Cold Spring Harbor, NY -- An estimated 450,000 Americans are diagnosed each year with a cancer that's driven by MYC, an oncogene that hijacks growth and metabolism in cancer cells. MYC has a storied past of being notoriously hard for researchers to directly disable. "Now, we have a new way of getting at this old foe in cancer research," said CSHL researcher Lloyd Trotman. And that's with an enzyme called PHLPP2 which presents a back-door route to target the gene.
Dr. Lloyd Trotman and his lab have been focused on understanding and searching for a cure for prostate cancer, one of the most prevalent cancers among men. It's the second leading cause of cancer death in American men. Prostate cancer can be confined to the organ, or the cancer cells can jailbreak the organ and metastasize to other parts of the body. Patients with cancers that have metastasized have a much lower rate of survival than if their cancer was contained in the organ. In a new study published in the Journal of Cell Biology, co-led by Dr. Trotman and Dr. Dawid Nowak, an assistant professor at Weill Cornell and a former postdoctoral fellow at the Trotman lab, researchers were able to halt the natural process of prostate cancer metastasis in mice by deleting the PHLPP2 enzyme.
PHLPP2 is the key to a signal pathway in the cell that controls cell growth and survival in response to extracellular communications and signal relays. It is required for prostate cancer progression to metastasis because it stabilizes and supports the MYC oncogene.

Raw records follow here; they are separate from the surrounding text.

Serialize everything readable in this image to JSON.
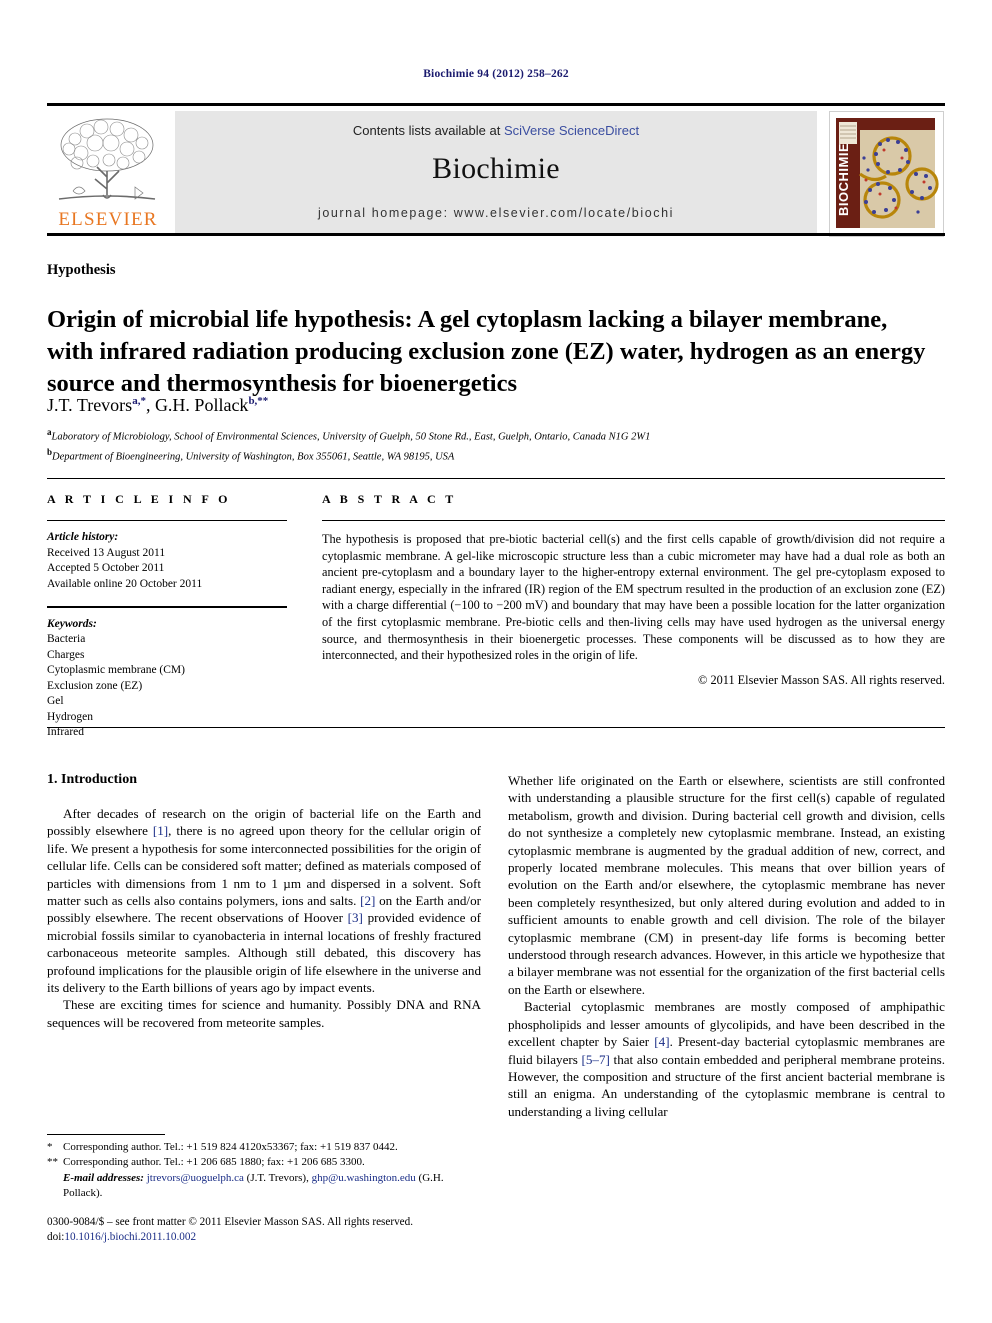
{
  "running_head": "Biochimie 94 (2012) 258–262",
  "masthead": {
    "contents_prefix": "Contents lists available at ",
    "contents_link": "SciVerse ScienceDirect",
    "journal_name": "Biochimie",
    "homepage": "journal homepage: www.elsevier.com/locate/biochi",
    "publisher_wordmark": "ELSEVIER",
    "cover_spine_text": "BIOCHIMIE"
  },
  "article": {
    "type": "Hypothesis",
    "title": "Origin of microbial life hypothesis: A gel cytoplasm lacking a bilayer membrane, with infrared radiation producing exclusion zone (EZ) water, hydrogen as an energy source and thermosynthesis for bioenergetics",
    "authors": [
      {
        "name": "J.T. Trevors",
        "marks": "a,*"
      },
      {
        "name": "G.H. Pollack",
        "marks": "b,**"
      }
    ],
    "affiliations": [
      {
        "mark": "a",
        "text": "Laboratory of Microbiology, School of Environmental Sciences, University of Guelph, 50 Stone Rd., East, Guelph, Ontario, Canada N1G 2W1"
      },
      {
        "mark": "b",
        "text": "Department of Bioengineering, University of Washington, Box 355061, Seattle, WA 98195, USA"
      }
    ]
  },
  "article_info": {
    "heading": "A R T I C L E   I N F O",
    "history_label": "Article history:",
    "history": [
      "Received 13 August 2011",
      "Accepted 5 October 2011",
      "Available online 20 October 2011"
    ],
    "keywords_label": "Keywords:",
    "keywords": [
      "Bacteria",
      "Charges",
      "Cytoplasmic membrane (CM)",
      "Exclusion zone (EZ)",
      "Gel",
      "Hydrogen",
      "Infrared"
    ]
  },
  "abstract": {
    "heading": "A B S T R A C T",
    "text": "The hypothesis is proposed that pre-biotic bacterial cell(s) and the first cells capable of growth/division did not require a cytoplasmic membrane. A gel-like microscopic structure less than a cubic micrometer may have had a dual role as both an ancient pre-cytoplasm and a boundary layer to the higher-entropy external environment. The gel pre-cytoplasm exposed to radiant energy, especially in the infrared (IR) region of the EM spectrum resulted in the production of an exclusion zone (EZ) with a charge differential (−100 to −200 mV) and boundary that may have been a possible location for the latter organization of the first cytoplasmic membrane. Pre-biotic cells and then-living cells may have used hydrogen as the universal energy source, and thermosynthesis in their bioenergetic processes. These components will be discussed as to how they are interconnected, and their hypothesized roles in the origin of life.",
    "copyright": "© 2011 Elsevier Masson SAS. All rights reserved."
  },
  "body": {
    "section_heading": "1. Introduction",
    "left_paragraphs": [
      {
        "segments": [
          {
            "t": "After decades of research on the origin of bacterial life on the Earth and possibly elsewhere "
          },
          {
            "t": "[1]",
            "ref": true
          },
          {
            "t": ", there is no agreed upon theory for the cellular origin of life. We present a hypothesis for some interconnected possibilities for the origin of cellular life. Cells can be considered soft matter; defined as materials composed of particles with dimensions from 1 nm to 1 µm and dispersed in a solvent. Soft matter such as cells also contains polymers, ions and salts. "
          },
          {
            "t": "[2]",
            "ref": true
          },
          {
            "t": " on the Earth and/or possibly elsewhere. The recent observations of Hoover "
          },
          {
            "t": "[3]",
            "ref": true
          },
          {
            "t": " provided evidence of microbial fossils similar to cyanobacteria in internal locations of freshly fractured carbonaceous meteorite samples. Although still debated, this discovery has profound implications for the plausible origin of life elsewhere in the universe and its delivery to the Earth billions of years ago by impact events."
          }
        ]
      },
      {
        "segments": [
          {
            "t": "These are exciting times for science and humanity. Possibly DNA and RNA sequences will be recovered from meteorite samples."
          }
        ]
      }
    ],
    "right_paragraphs": [
      {
        "segments": [
          {
            "t": "Whether life originated on the Earth or elsewhere, scientists are still confronted with understanding a plausible structure for the first cell(s) capable of regulated metabolism, growth and division. During bacterial cell growth and division, cells do not synthesize a completely new cytoplasmic membrane. Instead, an existing cytoplasmic membrane is augmented by the gradual addition of new, correct, and properly located membrane molecules. This means that over billion years of evolution on the Earth and/or elsewhere, the cytoplasmic membrane has never been completely resynthesized, but only altered during evolution and added to in sufficient amounts to enable growth and cell division. The role of the bilayer cytoplasmic membrane (CM) in present-day life forms is becoming better understood through research advances. However, in this article we hypothesize that a bilayer membrane was not essential for the organization of the first bacterial cells on the Earth or elsewhere."
          }
        ],
        "no_indent_first": true
      },
      {
        "segments": [
          {
            "t": "Bacterial cytoplasmic membranes are mostly composed of amphipathic phospholipids and lesser amounts of glycolipids, and have been described in the excellent chapter by Saier "
          },
          {
            "t": "[4]",
            "ref": true
          },
          {
            "t": ". Present-day bacterial cytoplasmic membranes are fluid bilayers "
          },
          {
            "t": "[5–7]",
            "ref": true
          },
          {
            "t": " that also contain embedded and peripheral membrane proteins. However, the composition and structure of the first ancient bacterial membrane is still an enigma. An understanding of the cytoplasmic membrane is central to understanding a living cellular"
          }
        ]
      }
    ]
  },
  "footnotes": {
    "corresponding_1": "Corresponding author. Tel.: +1 519 824 4120x53367; fax: +1 519 837 0442.",
    "corresponding_1_mark": "*",
    "corresponding_2": "Corresponding author. Tel.: +1 206 685 1880; fax: +1 206 685 3300.",
    "corresponding_2_mark": "**",
    "email_label": "E-mail addresses:",
    "email_1": "jtrevors@uoguelph.ca",
    "email_1_owner": "(J.T. Trevors)",
    "email_2": "ghp@u.washington.edu",
    "email_2_owner": "(G.H. Pollack)."
  },
  "footer": {
    "issn_line": "0300-9084/$ – see front matter © 2011 Elsevier Masson SAS. All rights reserved.",
    "doi_label": "doi:",
    "doi_value": "10.1016/j.biochi.2011.10.002"
  },
  "colors": {
    "link_blue": "#3b4ea0",
    "ref_blue": "#1a2d86",
    "elsevier_orange": "#E87722",
    "band_gray": "#e6e6e6",
    "cover_maroon": "#6b1f14"
  }
}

When the researchers completely blocked PHLPP2, they were able to stop prostate cancer growth and metastasis. Additionally, Trotman remarked that deleting this enzyme didn't manifest signs of toxicity in mice or human cells. This makes PHLPP2 an attractive drug target for treating prostate cancer, with possible applications across other types of cancers as well.

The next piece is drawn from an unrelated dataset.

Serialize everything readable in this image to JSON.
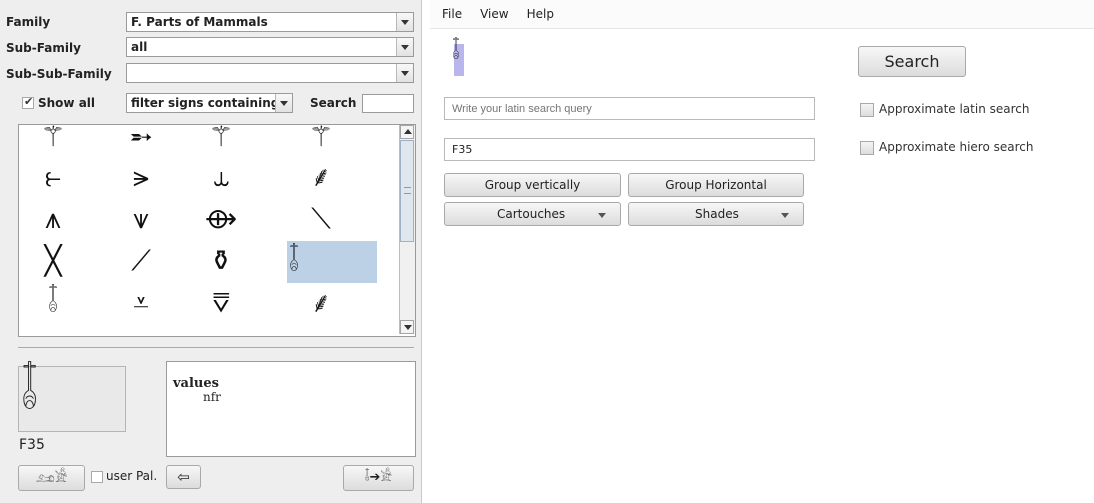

About Cold Spring Harbor Laboratory
Founded in 1890, Cold Spring Harbor Laboratory has shaped contemporary biomedical research and education with programs in cancer, neuroscience, plant biology and quantitative biology. Home to eight Nobel Prize winners, the private, not-for-profit Laboratory employs 1,100 people including 600 scientists, students and technicians. The Meetings & Courses Program annually hosts more than 12,000 scientists. The Laboratory's education arm also includes an academic publishing house, a graduate school and the DNA Learning Center with programs for middle and high school students and teachers. For more information, visit http://www.